For you coffee lovers out there, trying to find an excuse to drink more of your favorite drink, this will be just what you needed! Enjoy!
Exotic and delicious, Peaches have been shown to possess antioxidant properties. Peaches also have substantial bile acid binding potential, which has been associated with lower cholesterol and lower risks of heart disease and cancer.
In 2014, researchers at Texas A&M found that the precise mixture of phenolic compounds present in a peach extract was able to inhibit the metastasis—or spread—of breast cancer cells in mice. Researchers say that the dosage equivalent used in the experiment would be equivalent to humans consuming two to three peaches per day.
Chickpeas are one of least promoted yet very rich in properties “superfoods”.
Studies have shown that eating chickpeas can improve insulin resistance and reduce total cholesterol.
However, up until recently there was not enough available evidence to determine the potential effect of consuming chickpeas on breast cancer.
A study published in the Nutrition and Cancer journal discovered that these legumes can prevent breast cancer thanks to their anti-cancer agents called protease inhibitor concentrates.
More evidence is needed when it comes to breast cancer specific benefits. However, by understanding the relationship between a healthy diet, rich in nutrients and how it reduces the risks of cancer in general, adding chickpeas to your menu will certainly benefit you.
Blueberries are highly recommended for breast cancer
Blueberries are one of the most widely-consumed berries in the U.S., and it makes sense—they are delicious on deserts, cakes, fruit salads or eaten naturally.
Another massive benefit of this fantastic type pf sweet berries is they are rich in antioxidants.
They rank among the highest of all fruits and vegetables in their capacity to destroy free radicals. Blueberries have been shown to have neuroprotective, cardioprotective and cholesterol-lowering properties. Blueberries are a rich source of anthocyanins, including various delphinidins, malvidins, petunidins, cyanidins and peonidins.
A review published in the journal Anti-Cancer Agents in Medicinal Chemistry found that blueberries “show promise as effective anti-cancer agents” due to their ability to prevent pro-inflammatory molecules from being formed.

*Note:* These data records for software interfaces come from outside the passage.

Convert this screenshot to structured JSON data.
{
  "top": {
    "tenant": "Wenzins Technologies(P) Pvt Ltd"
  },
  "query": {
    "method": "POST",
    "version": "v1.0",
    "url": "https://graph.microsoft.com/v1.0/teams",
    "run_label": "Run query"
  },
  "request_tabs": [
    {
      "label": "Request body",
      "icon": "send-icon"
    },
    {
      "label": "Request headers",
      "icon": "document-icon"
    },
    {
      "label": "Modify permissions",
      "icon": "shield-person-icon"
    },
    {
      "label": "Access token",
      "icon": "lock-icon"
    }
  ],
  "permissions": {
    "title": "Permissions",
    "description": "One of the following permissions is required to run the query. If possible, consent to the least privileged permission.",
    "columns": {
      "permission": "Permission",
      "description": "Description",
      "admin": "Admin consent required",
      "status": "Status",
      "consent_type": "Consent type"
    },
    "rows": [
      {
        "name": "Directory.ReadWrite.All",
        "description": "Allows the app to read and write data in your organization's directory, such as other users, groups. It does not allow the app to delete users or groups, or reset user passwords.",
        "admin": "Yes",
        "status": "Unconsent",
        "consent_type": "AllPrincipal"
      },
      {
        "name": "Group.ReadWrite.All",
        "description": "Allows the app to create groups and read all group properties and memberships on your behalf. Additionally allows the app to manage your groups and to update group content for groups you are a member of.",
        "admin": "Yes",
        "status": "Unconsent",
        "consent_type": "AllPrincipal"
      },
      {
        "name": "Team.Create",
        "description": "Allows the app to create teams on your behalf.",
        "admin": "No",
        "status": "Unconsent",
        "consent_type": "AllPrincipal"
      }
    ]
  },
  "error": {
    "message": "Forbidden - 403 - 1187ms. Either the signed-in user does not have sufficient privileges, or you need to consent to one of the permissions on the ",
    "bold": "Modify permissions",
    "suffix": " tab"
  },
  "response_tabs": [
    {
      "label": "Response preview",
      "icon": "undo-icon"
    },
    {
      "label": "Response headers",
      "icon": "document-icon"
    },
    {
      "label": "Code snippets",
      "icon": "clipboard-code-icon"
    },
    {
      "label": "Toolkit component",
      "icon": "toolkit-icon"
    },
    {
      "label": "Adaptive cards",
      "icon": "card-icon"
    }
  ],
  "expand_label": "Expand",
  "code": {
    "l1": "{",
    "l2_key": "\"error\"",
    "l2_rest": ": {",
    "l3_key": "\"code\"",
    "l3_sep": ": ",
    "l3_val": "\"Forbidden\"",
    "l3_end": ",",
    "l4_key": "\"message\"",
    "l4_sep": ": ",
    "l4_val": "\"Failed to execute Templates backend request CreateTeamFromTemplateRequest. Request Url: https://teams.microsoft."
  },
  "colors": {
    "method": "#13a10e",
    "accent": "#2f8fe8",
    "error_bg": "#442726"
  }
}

They have been shown to prevent the beginning of cancer formation, and increase healthy cells’ ability to kill off dangerous cells. Add a serving of blueberries to your smoothies, parfaits, or sprinkle in a spinach salad.

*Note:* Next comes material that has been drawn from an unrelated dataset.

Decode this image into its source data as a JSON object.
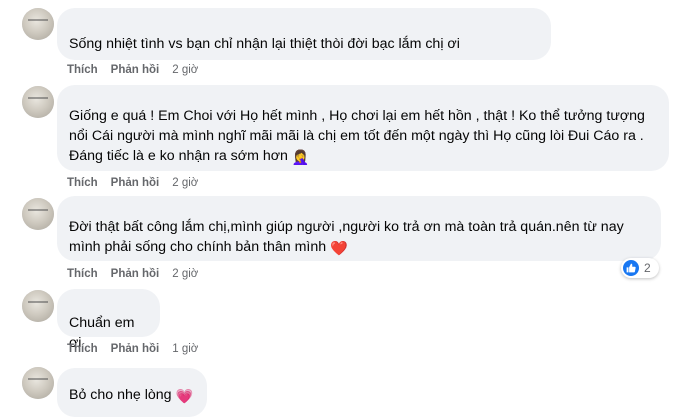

If you already love to eat carrots, this article will give another reason to pick up that bag of baby carrots: Breast Cancer Fighting Abilities.
This breast cancer protective effect appears to derive from the interaction of multiple components of carrots, not just the presence of alpha-carotene and beta-carotene.
Higher levels of carotenoids and vitamin A (retinol) in the blood of breast cancer survivors have both been found to be associated with greater likelihood of breast cancer-free survival.
According to research published in The American Journal of Clinical Nutrition, out of 33,000 women, those who had the highest amount of carotenoids in their blood had 18 to 28 percent lower risk of breast cancer.
Carrots cancer-fighting antioxidants , which is why you should chop some up and add them to these 26 Flat Belly Soups.
In spite of its antioxidant and anti – inflammatory properties, strawberry didn’t make the list of breast cancer fighting foods in the past.
The lack of evidence in regards to its breast cancer fighting properties was mixed. That may be about to change.
According to a study in Scientific Reports. “We have shown for the first time that strawberry extract, rich in phenolic compounds, inhibits the proliferation of breast cancer cells in in vitro and in vivo models,” Maurizio Battino, co-author of the paper, said in a press release.
So, if you already enjoyed eating them for their delicious taste and nutrients, here is another excellent reason to add it to your shopping list.